Problem to work on: Search the records for the word "time". Copy every line where it appears.

[Data excerpts]
# # # #

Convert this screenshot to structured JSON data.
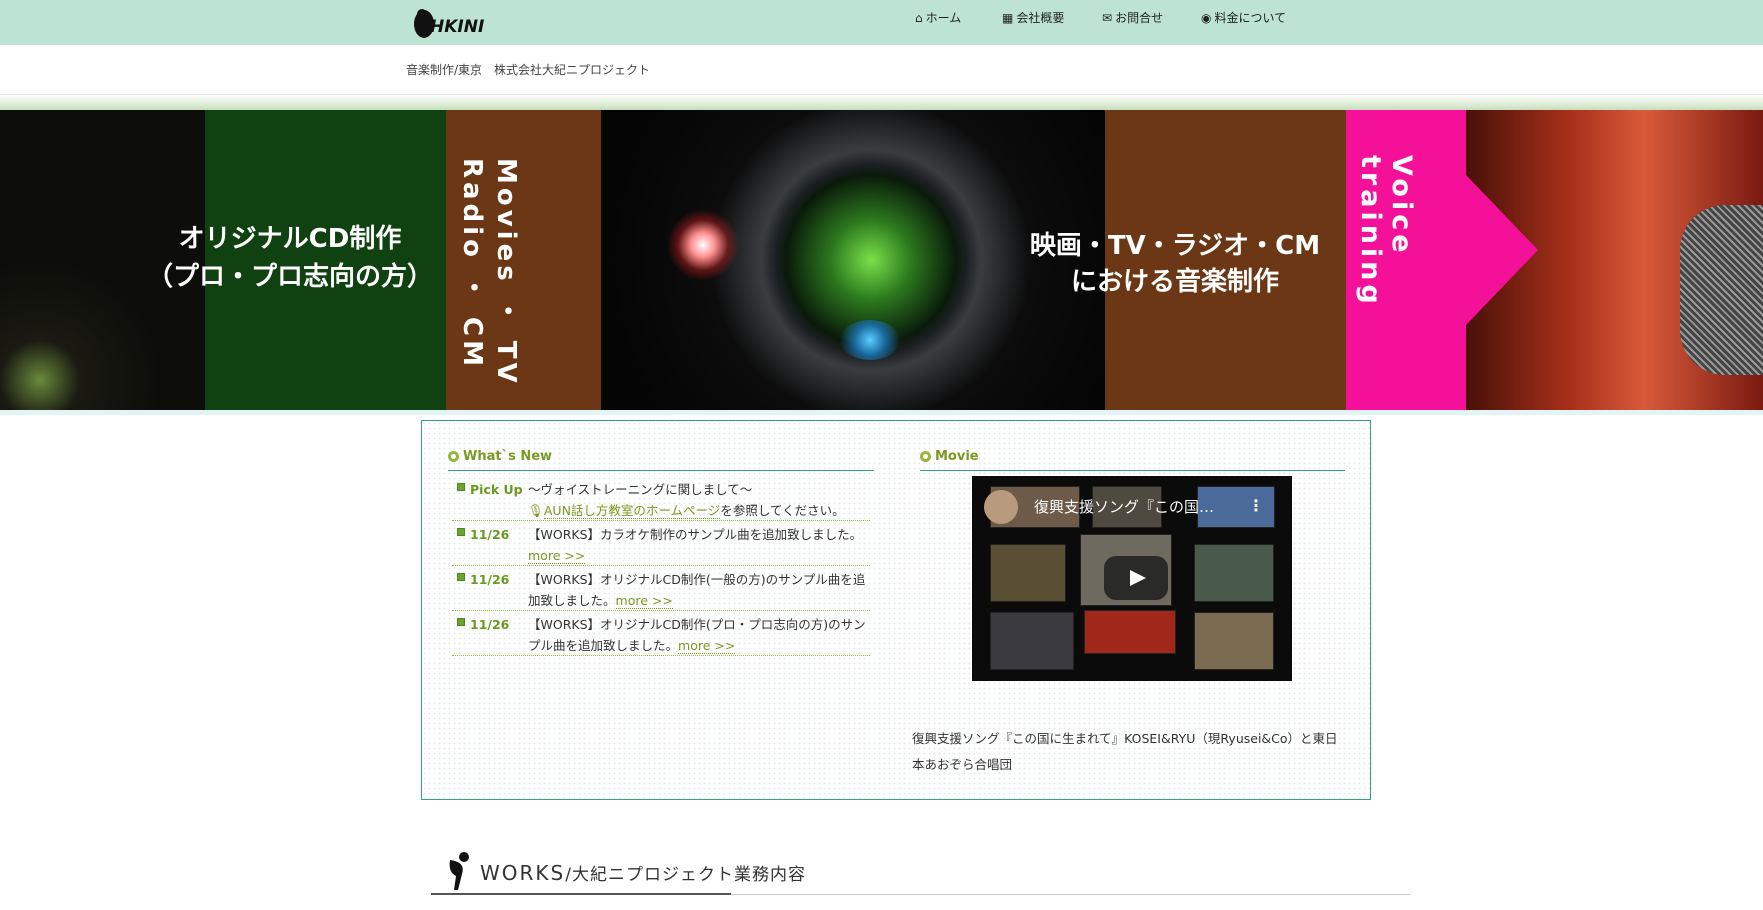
{
  "header": {
    "logo_text": "OHKINI",
    "nav": [
      {
        "icon": "home-icon",
        "glyph": "⌂",
        "label": "ホーム"
      },
      {
        "icon": "building-icon",
        "glyph": "▦",
        "label": "会社概要"
      },
      {
        "icon": "mail-icon",
        "glyph": "✉",
        "label": "お問合せ"
      },
      {
        "icon": "coin-icon",
        "glyph": "◉",
        "label": "料金について"
      }
    ],
    "tagline": "音楽制作/東京　株式会社大紀ニプロジェクト"
  },
  "hero": {
    "panel1": "オリジナルCD制作\n（プロ・プロ志向の方）",
    "panel2": "Movies ・ TV\nRadio ・ CM",
    "panel3": "映画・TV・ラジオ・CM\nにおける音楽制作",
    "panel4": "Voice training"
  },
  "whats_new": {
    "title": "What`s New",
    "items": [
      {
        "date": "Pick Up",
        "text": "〜ヴォイストレーニングに関しまして〜",
        "link": "AUN話し方教室のホームページ",
        "after": "を参照してください。"
      },
      {
        "date": "11/26",
        "text": "【WORKS】カラオケ制作のサンプル曲を追加致しました。",
        "more": "more >>"
      },
      {
        "date": "11/26",
        "text": "【WORKS】オリジナルCD制作(一般の方)のサンプル曲を追加致しました。",
        "more": "more >>"
      },
      {
        "date": "11/26",
        "text": "【WORKS】オリジナルCD制作(プロ・プロ志向の方)のサンプル曲を追加致しました。",
        "more": "more >>"
      }
    ]
  },
  "movie": {
    "title": "Movie",
    "video_title": "復興支援ソング『この国…",
    "caption": "復興支援ソング『この国に生まれて』KOSEI&RYU（現Ryusei&Co）と東日本あおぞら合唱団"
  },
  "works": {
    "title": "WORKS",
    "subtitle": "/大紀ニプロジェクト業務内容"
  },
  "colors": {
    "topbar": "#bde3d3",
    "accent_green": "#37a37a",
    "olive": "#7a9a22",
    "pink": "#f5109a",
    "brown": "#6b3714",
    "dark_green": "#0f4210"
  }
}
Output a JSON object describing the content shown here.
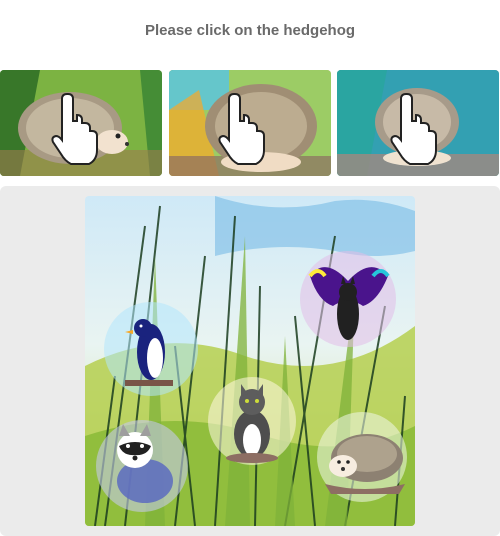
{
  "prompt": {
    "title": "Please click on the hedgehog"
  },
  "examples": [
    {
      "subject": "hedgehog",
      "cursor": "hand-pointer-icon"
    },
    {
      "subject": "hedgehog",
      "cursor": "hand-pointer-icon"
    },
    {
      "subject": "hedgehog",
      "cursor": "hand-pointer-icon"
    }
  ],
  "challenge": {
    "options": [
      "penguin",
      "bat",
      "cat",
      "raccoon",
      "hedgehog"
    ]
  },
  "colors": {
    "panel": "#ebebeb",
    "title": "#6a6a6a"
  }
}
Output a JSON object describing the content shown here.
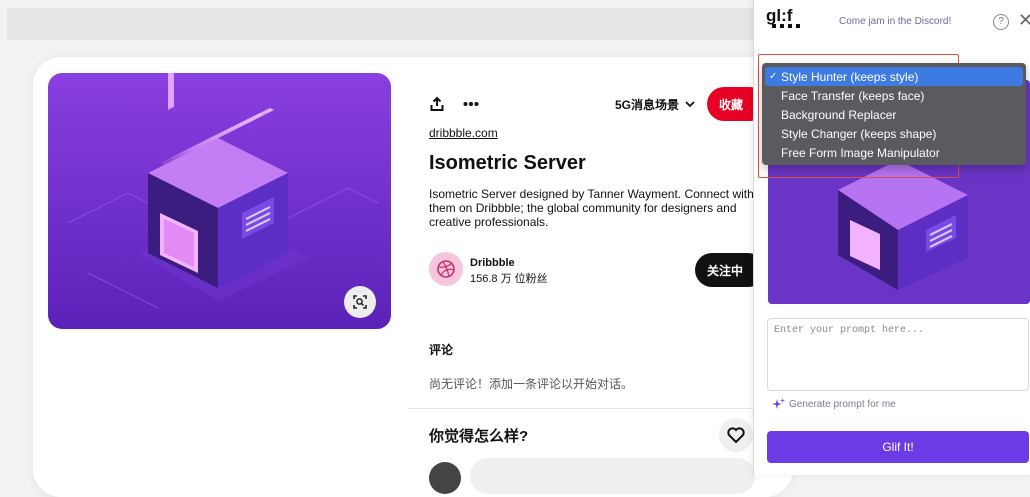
{
  "pin": {
    "source": "dribbble.com",
    "title": "Isometric Server",
    "description": "Isometric Server designed by Tanner Wayment. Connect with them on Dribbble; the global community for designers and creative professionals.",
    "board": "5G消息场景",
    "save_label": "收藏",
    "creator": {
      "name": "Dribbble",
      "followers": "156.8 万 位粉丝"
    },
    "follow_label": "关注中",
    "comments_heading": "评论",
    "no_comments": "尚无评论！添加一条评论以开始对话。",
    "question": "你觉得怎么样?"
  },
  "extension": {
    "discord_text": "Come jam in the Discord!",
    "help_icon": "question-circle-icon",
    "close_icon": "close-icon",
    "help_glyph": "?",
    "close_glyph": "✕",
    "modes": [
      {
        "label": "Style Hunter (keeps style)",
        "selected": true
      },
      {
        "label": "Face Transfer (keeps face)",
        "selected": false
      },
      {
        "label": "Background Replacer",
        "selected": false
      },
      {
        "label": "Style Changer (keeps shape)",
        "selected": false
      },
      {
        "label": "Free Form Image Manipulator",
        "selected": false
      }
    ],
    "prompt_placeholder": "Enter your prompt here...",
    "generate_prompt_label": "Generate prompt for me",
    "submit_label": "Glif It!"
  },
  "colors": {
    "save_red": "#e60023",
    "accent_purple": "#6c3be6",
    "selected_blue": "#3d7be3",
    "image_purple": "#6a35c6"
  }
}
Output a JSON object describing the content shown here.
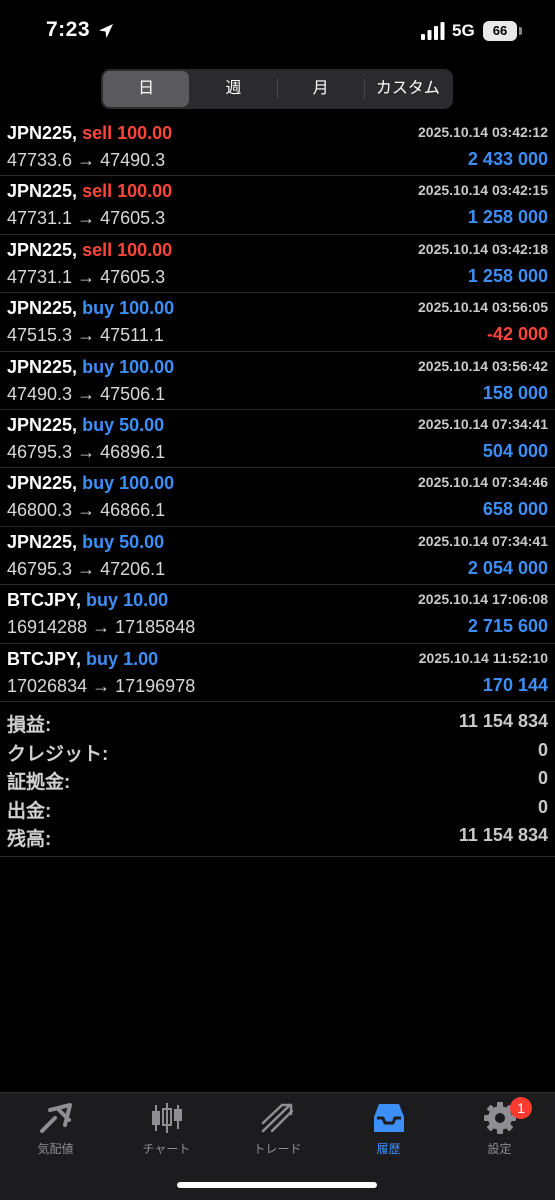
{
  "status_bar": {
    "time": "7:23",
    "network": "5G",
    "battery": "66"
  },
  "period_tabs": [
    {
      "label": "日",
      "active": true
    },
    {
      "label": "週",
      "active": false
    },
    {
      "label": "月",
      "active": false
    },
    {
      "label": "カスタム",
      "active": false
    }
  ],
  "trades": [
    {
      "symbol": "JPN225,",
      "side": "sell",
      "volume": "100.00",
      "open_price": "47733.6",
      "close_price": "47490.3",
      "time": "2025.10.14 03:42:12",
      "profit": "2 433 000",
      "profit_sign": "pos"
    },
    {
      "symbol": "JPN225,",
      "side": "sell",
      "volume": "100.00",
      "open_price": "47731.1",
      "close_price": "47605.3",
      "time": "2025.10.14 03:42:15",
      "profit": "1 258 000",
      "profit_sign": "pos"
    },
    {
      "symbol": "JPN225,",
      "side": "sell",
      "volume": "100.00",
      "open_price": "47731.1",
      "close_price": "47605.3",
      "time": "2025.10.14 03:42:18",
      "profit": "1 258 000",
      "profit_sign": "pos"
    },
    {
      "symbol": "JPN225,",
      "side": "buy",
      "volume": "100.00",
      "open_price": "47515.3",
      "close_price": "47511.1",
      "time": "2025.10.14 03:56:05",
      "profit": "-42 000",
      "profit_sign": "neg"
    },
    {
      "symbol": "JPN225,",
      "side": "buy",
      "volume": "100.00",
      "open_price": "47490.3",
      "close_price": "47506.1",
      "time": "2025.10.14 03:56:42",
      "profit": "158 000",
      "profit_sign": "pos"
    },
    {
      "symbol": "JPN225,",
      "side": "buy",
      "volume": "50.00",
      "open_price": "46795.3",
      "close_price": "46896.1",
      "time": "2025.10.14 07:34:41",
      "profit": "504 000",
      "profit_sign": "pos"
    },
    {
      "symbol": "JPN225,",
      "side": "buy",
      "volume": "100.00",
      "open_price": "46800.3",
      "close_price": "46866.1",
      "time": "2025.10.14 07:34:46",
      "profit": "658 000",
      "profit_sign": "pos"
    },
    {
      "symbol": "JPN225,",
      "side": "buy",
      "volume": "50.00",
      "open_price": "46795.3",
      "close_price": "47206.1",
      "time": "2025.10.14 07:34:41",
      "profit": "2 054 000",
      "profit_sign": "pos"
    },
    {
      "symbol": "BTCJPY,",
      "side": "buy",
      "volume": "10.00",
      "open_price": "16914288",
      "close_price": "17185848",
      "time": "2025.10.14 17:06:08",
      "profit": "2 715 600",
      "profit_sign": "pos"
    },
    {
      "symbol": "BTCJPY,",
      "side": "buy",
      "volume": "1.00",
      "open_price": "17026834",
      "close_price": "17196978",
      "time": "2025.10.14 11:52:10",
      "profit": "170 144",
      "profit_sign": "pos"
    }
  ],
  "arrow": "→",
  "summary": [
    {
      "label": "損益:",
      "value": "11 154 834"
    },
    {
      "label": "クレジット:",
      "value": "0"
    },
    {
      "label": "証拠金:",
      "value": "0"
    },
    {
      "label": "出金:",
      "value": "0"
    },
    {
      "label": "残高:",
      "value": "11 154 834"
    }
  ],
  "tab_bar": [
    {
      "label": "気配値",
      "icon": "quotes-icon",
      "active": false
    },
    {
      "label": "チャート",
      "icon": "chart-candles-icon",
      "active": false
    },
    {
      "label": "トレード",
      "icon": "trade-icon",
      "active": false
    },
    {
      "label": "履歴",
      "icon": "history-inbox-icon",
      "active": true
    },
    {
      "label": "設定",
      "icon": "settings-gear-icon",
      "active": false,
      "badge": "1"
    }
  ],
  "colors": {
    "buy": "#3d8ef7",
    "sell": "#ff453a",
    "background": "#000000",
    "active_tab": "#3d8ef7"
  }
}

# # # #

Expected answer:
    "time": "7:23",
      "time": "2025.10.14 03:42:12",
      "time": "2025.10.14 03:42:15",
      "time": "2025.10.14 03:42:18",
      "time": "2025.10.14 03:56:05",
      "time": "2025.10.14 03:56:42",
      "time": "2025.10.14 07:34:41",
      "time": "2025.10.14 07:34:46",
      "time": "2025.10.14 07:34:41",
      "time": "2025.10.14 17:06:08",
      "time": "2025.10.14 11:52:10",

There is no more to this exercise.